Could you return all of the records exactly as they stand?

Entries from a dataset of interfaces
★ ★ ★
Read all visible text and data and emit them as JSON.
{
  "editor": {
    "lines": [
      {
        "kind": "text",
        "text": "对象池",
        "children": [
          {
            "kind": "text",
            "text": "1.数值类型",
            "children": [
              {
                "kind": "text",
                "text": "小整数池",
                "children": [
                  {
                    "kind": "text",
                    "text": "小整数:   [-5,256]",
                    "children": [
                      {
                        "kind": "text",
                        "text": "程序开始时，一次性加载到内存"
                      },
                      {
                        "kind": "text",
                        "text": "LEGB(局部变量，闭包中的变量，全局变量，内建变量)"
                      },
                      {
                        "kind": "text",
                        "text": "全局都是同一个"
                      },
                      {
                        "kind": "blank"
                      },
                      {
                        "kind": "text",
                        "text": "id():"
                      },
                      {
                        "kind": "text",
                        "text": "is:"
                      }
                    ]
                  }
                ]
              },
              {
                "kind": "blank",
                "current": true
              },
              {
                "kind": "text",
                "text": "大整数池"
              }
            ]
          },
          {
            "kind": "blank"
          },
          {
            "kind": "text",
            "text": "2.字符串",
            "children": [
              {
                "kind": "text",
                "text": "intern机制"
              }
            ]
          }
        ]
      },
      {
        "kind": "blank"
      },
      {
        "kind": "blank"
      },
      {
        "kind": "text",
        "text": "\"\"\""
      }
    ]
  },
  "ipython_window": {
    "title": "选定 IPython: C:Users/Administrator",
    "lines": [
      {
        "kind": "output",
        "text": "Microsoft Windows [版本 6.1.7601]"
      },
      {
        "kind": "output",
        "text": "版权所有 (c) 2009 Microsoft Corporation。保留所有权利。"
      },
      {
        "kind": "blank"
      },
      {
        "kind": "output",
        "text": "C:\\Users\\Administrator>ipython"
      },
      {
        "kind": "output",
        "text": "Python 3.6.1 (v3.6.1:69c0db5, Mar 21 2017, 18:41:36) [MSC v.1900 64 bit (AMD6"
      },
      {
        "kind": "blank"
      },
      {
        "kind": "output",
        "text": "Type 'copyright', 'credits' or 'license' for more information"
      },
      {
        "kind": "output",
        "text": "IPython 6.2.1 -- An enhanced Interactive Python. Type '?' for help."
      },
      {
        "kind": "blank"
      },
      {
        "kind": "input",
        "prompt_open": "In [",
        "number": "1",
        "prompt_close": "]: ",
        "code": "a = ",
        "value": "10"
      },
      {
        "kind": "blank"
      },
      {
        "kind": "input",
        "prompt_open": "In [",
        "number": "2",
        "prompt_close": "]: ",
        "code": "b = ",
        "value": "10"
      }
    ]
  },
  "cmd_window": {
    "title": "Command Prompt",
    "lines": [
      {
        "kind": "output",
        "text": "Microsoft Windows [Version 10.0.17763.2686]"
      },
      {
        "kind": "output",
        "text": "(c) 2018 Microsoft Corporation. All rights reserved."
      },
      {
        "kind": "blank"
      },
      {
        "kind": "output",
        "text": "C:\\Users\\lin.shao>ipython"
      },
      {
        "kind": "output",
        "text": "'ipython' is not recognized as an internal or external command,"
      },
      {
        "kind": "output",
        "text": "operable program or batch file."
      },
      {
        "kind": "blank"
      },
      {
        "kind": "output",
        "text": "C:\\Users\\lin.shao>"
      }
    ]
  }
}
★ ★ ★
### Solved problem:
Read all visible text and data and emit them as JSON.
{
  "editor": {
    "lines": [
      {
        "kind": "text",
        "text": "对象池",
        "children": [
          {
            "kind": "text",
            "text": "1.数值类型",
            "children": [
              {
                "kind": "text",
                "text": "小整数池",
                "children": [
                  {
                    "kind": "text",
                    "text": "小整数:   [-5,256]",
                    "children": [
                      {
                        "kind": "text",
                        "text": "程序开始时，一次性加载到内存"
                      },
                      {
                        "kind": "text",
                        "text": "LEGB(局部变量，闭包中的变量，全局变量，内建变量)"
                      },
                      {
                        "kind": "text",
                        "text": "全局都是同一个"
                      },
                      {
                        "kind": "blank"
                      },
                      {
                        "kind": "text",
                        "text": "id():"
                      },
                      {
                        "kind": "text",
                        "text": "is:"
                      }
                    ]
                  }
                ]
              },
              {
                "kind": "blank",
                "current": true
              },
              {
                "kind": "text",
                "text": "大整数池"
              }
            ]
          },
          {
            "kind": "blank"
          },
          {
            "kind": "text",
            "text": "2.字符串",
            "children": [
              {
                "kind": "text",
                "text": "intern机制"
              }
            ]
          }
        ]
      },
      {
        "kind": "blank"
      },
      {
        "kind": "blank"
      },
      {
        "kind": "text",
        "text": "\"\"\""
      }
    ]
  },
  "ipython_window": {
    "title": "选定 IPython: C:Users/Administrator",
    "lines": [
      {
        "kind": "output",
        "text": "Microsoft Windows [版本 6.1.7601]"
      },
      {
        "kind": "output",
        "text": "版权所有 (c) 2009 Microsoft Corporation。保留所有权利。"
      },
      {
        "kind": "blank"
      },
      {
        "kind": "output",
        "text": "C:\\Users\\Administrator>ipython"
      },
      {
        "kind": "output",
        "text": "Python 3.6.1 (v3.6.1:69c0db5, Mar 21 2017, 18:41:36) [MSC v.1900 64 bit (AMD6"
      },
      {
        "kind": "blank"
      },
      {
        "kind": "output",
        "text": "Type 'copyright', 'credits' or 'license' for more information"
      },
      {
        "kind": "output",
        "text": "IPython 6.2.1 -- An enhanced Interactive Python. Type '?' for help."
      },
      {
        "kind": "blank"
      },
      {
        "kind": "input",
        "prompt_open": "In [",
        "number": "1",
        "prompt_close": "]: ",
        "code": "a = ",
        "value": "10"
      },
      {
        "kind": "blank"
      },
      {
        "kind": "input",
        "prompt_open": "In [",
        "number": "2",
        "prompt_close": "]: ",
        "code": "b = ",
        "value": "10"
      }
    ]
  },
  "cmd_window": {
    "title": "Command Prompt",
    "lines": [
      {
        "kind": "output",
        "text": "Microsoft Windows [Version 10.0.17763.2686]"
      },
      {
        "kind": "output",
        "text": "(c) 2018 Microsoft Corporation. All rights reserved."
      },
      {
        "kind": "blank"
      },
      {
        "kind": "output",
        "text": "C:\\Users\\lin.shao>ipython"
      },
      {
        "kind": "output",
        "text": "'ipython' is not recognized as an internal or external command,"
      },
      {
        "kind": "output",
        "text": "operable program or batch file."
      },
      {
        "kind": "blank"
      },
      {
        "kind": "output",
        "text": "C:\\Users\\lin.shao>"
      }
    ]
  }
}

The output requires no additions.